Lilacs shrubs are within the genus Syringa, which encompasses about 25 different varieties of lilac shrubs. Known for their fragrant blooms, lilac bushes are a quintessential spring-blooming shrub that creates classic hedgerows or specimen plants within the garden. Lilacs grow in well-drained, nutrient-laden soil that is neutral to slightly alkaline. Their flowers produce more blooms when old spent blooms are promptly deadheaded. Beloved for colorful blooms, lilacs make striking bouquets.
Early lilac (Syringa oblata), a variety of lilac bush, is a deciduous shrub. Growing 10 to 12 feet tall and 8 to 10 feet wide, early lilac bushes have medium texture and an upright form. The fragrant flowers appear on 2- to 5-inch-long panicles that emerge in late spring. The pale purple to white flowers are broad and clustered along each stem. Early lilac shrubs have simple oval shaped leaves that grow 2 to 4 inches wide and 3 inches long. Ranging from dark green to blue green, the foliage on early lilacs change to a red and purple during fall. Early lilac shrubs require full sun to afternoon shade and well-drained soil that is loose. Plant early lilac shrubs in U.S. Department of Agriculture (USDA) Hardiness Zones 3 to 6.
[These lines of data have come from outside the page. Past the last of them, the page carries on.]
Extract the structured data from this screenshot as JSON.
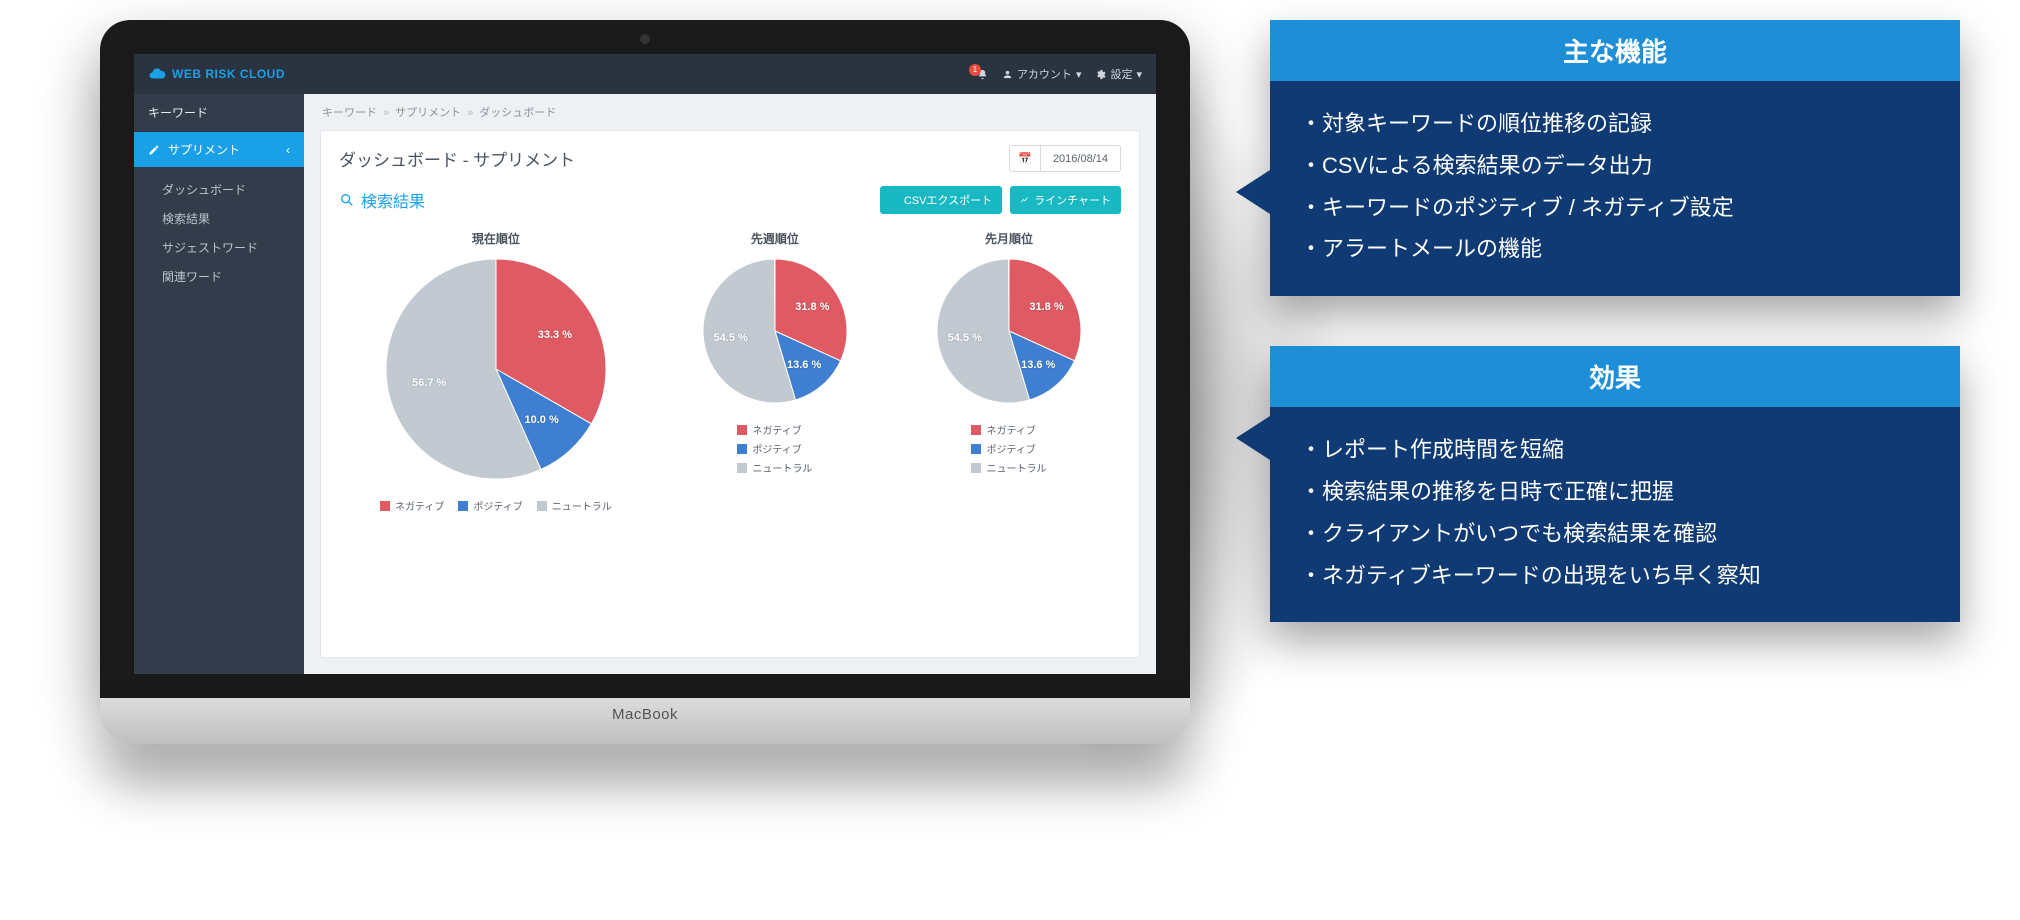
{
  "colors": {
    "negative": "#e05a63",
    "positive": "#3f7fd1",
    "neutral": "#c3c9d1"
  },
  "app": {
    "brand": "WEB RISK CLOUD",
    "notification_count": "1",
    "account_label": "アカウント",
    "settings_label": "設定"
  },
  "sidebar": {
    "heading": "キーワード",
    "active": "サプリメント",
    "items": [
      "ダッシュボード",
      "検索結果",
      "サジェストワード",
      "関連ワード"
    ]
  },
  "crumbs": [
    "キーワード",
    "サプリメント",
    "ダッシュボード"
  ],
  "page": {
    "title": "ダッシュボード - サプリメント",
    "date": "2016/08/14",
    "search_heading": "検索結果",
    "btn_csv": "CSVエクスポート",
    "btn_line": "ラインチャート"
  },
  "legend_labels": {
    "negative": "ネガティブ",
    "positive": "ポジティブ",
    "neutral": "ニュートラル"
  },
  "chart_data": [
    {
      "type": "pie",
      "title": "現在順位",
      "series": [
        {
          "name": "ネガティブ",
          "value": 33.3,
          "label": "33.3 %",
          "color": "#e05a63"
        },
        {
          "name": "ポジティブ",
          "value": 10.0,
          "label": "10.0 %",
          "color": "#3f7fd1"
        },
        {
          "name": "ニュートラル",
          "value": 56.7,
          "label": "56.7 %",
          "color": "#c3c9d1"
        }
      ]
    },
    {
      "type": "pie",
      "title": "先週順位",
      "series": [
        {
          "name": "ネガティブ",
          "value": 31.8,
          "label": "31.8 %",
          "color": "#e05a63"
        },
        {
          "name": "ポジティブ",
          "value": 13.6,
          "label": "13.6 %",
          "color": "#3f7fd1"
        },
        {
          "name": "ニュートラル",
          "value": 54.5,
          "label": "54.5 %",
          "color": "#c3c9d1"
        }
      ]
    },
    {
      "type": "pie",
      "title": "先月順位",
      "series": [
        {
          "name": "ネガティブ",
          "value": 31.8,
          "label": "31.8 %",
          "color": "#e05a63"
        },
        {
          "name": "ポジティブ",
          "value": 13.6,
          "label": "13.6 %",
          "color": "#3f7fd1"
        },
        {
          "name": "ニュートラル",
          "value": 54.5,
          "label": "54.5 %",
          "color": "#c3c9d1"
        }
      ]
    }
  ],
  "cards": {
    "features": {
      "title": "主な機能",
      "items": [
        "対象キーワードの順位推移の記録",
        "CSVによる検索結果のデータ出力",
        "キーワードのポジティブ / ネガティブ設定",
        "アラートメールの機能"
      ]
    },
    "effects": {
      "title": "効果",
      "items": [
        "レポート作成時間を短縮",
        "検索結果の推移を日時で正確に把握",
        "クライアントがいつでも検索結果を確認",
        "ネガティブキーワードの出現をいち早く察知"
      ]
    }
  },
  "laptop_brand": "MacBook"
}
French lilac (Syringa vulgaris) is a deciduous shrub with medium to coarse texture and an upright form. The stiff, ascending branches on French lilacs hold the clusters of bright and very fragrant blooms. Ranging from white and cream to pink and purple, the spring-blooming flowers are single to double in form. Growing 8 to 15 feet tall and 6 to 12 feet wide, French lilac shrubs have heart-shaped foliage that is dark green to blue and ranges from 2 to 5 inches long. French lilac shrubs require full sun to part shade and a range of soil varieties including heavy soil. Plant in USDA zones 3b to 7.
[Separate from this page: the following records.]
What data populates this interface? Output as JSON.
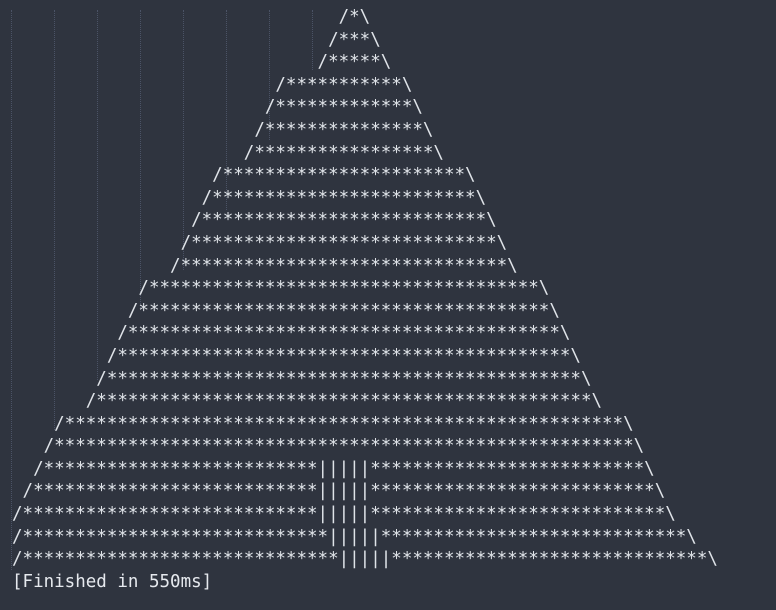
{
  "colors": {
    "background": "#2f343f",
    "text": "#dfe3e8",
    "indent_guide": "#4b5366"
  },
  "console": {
    "lines": [
      "                               /*\\",
      "                              /***\\",
      "                             /*****\\",
      "                         /***********\\",
      "                        /*************\\",
      "                       /***************\\",
      "                      /*****************\\",
      "                   /***********************\\",
      "                  /*************************\\",
      "                 /***************************\\",
      "                /*****************************\\",
      "               /*******************************\\",
      "            /*************************************\\",
      "           /***************************************\\",
      "          /*****************************************\\",
      "         /*******************************************\\",
      "        /*********************************************\\",
      "       /***********************************************\\",
      "    /*****************************************************\\",
      "   /*******************************************************\\",
      "  /**************************|||||**************************\\",
      " /***************************|||||***************************\\",
      "/****************************|||||****************************\\",
      "/*****************************|||||*****************************\\",
      "/******************************|||||******************************\\"
    ],
    "status": "[Finished in 550ms]"
  }
}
Meyer lilac (Syringa meyeri) is a slow growing deciduous shrub with medium texture and a dense, broad shape that is rounded in form. Growing 4 to 8 feet tall and 6 to 10 feet wide, Meyer lilac shrubs are ideal grown in masses along a front yard or backyard patio. Their 4-inch, fragrant pale violet panicles light up the shrub in spring for a showy garden display. Their dark green leaves grow just under 2 inches long. Meyer lilac shrubs require full sun to part shad and well-drained soils to thrive. They do not tolerate wet planting sites. Plant in USDA zones 4 to 7.
- Tall Shrubs for Privacy
- What Flowers Are in Season in Early June?
- Types of Flowering Bushes
- Grow Lilac Bushes in Zone 9
- Care for a Miss Kim Lilac
- Troubleshoot White Powder on Shrubs
- Fast Growing Bushes That Grow in the Shade for Privacy
- When to Plant Azalea Bushes
- Lilac Bush Growth Rate
- How Big Does a Lilac Bush Get?
- The Best Time to Prune a Lilac Tree
- Plant a Sugar Sweet Cherry Bush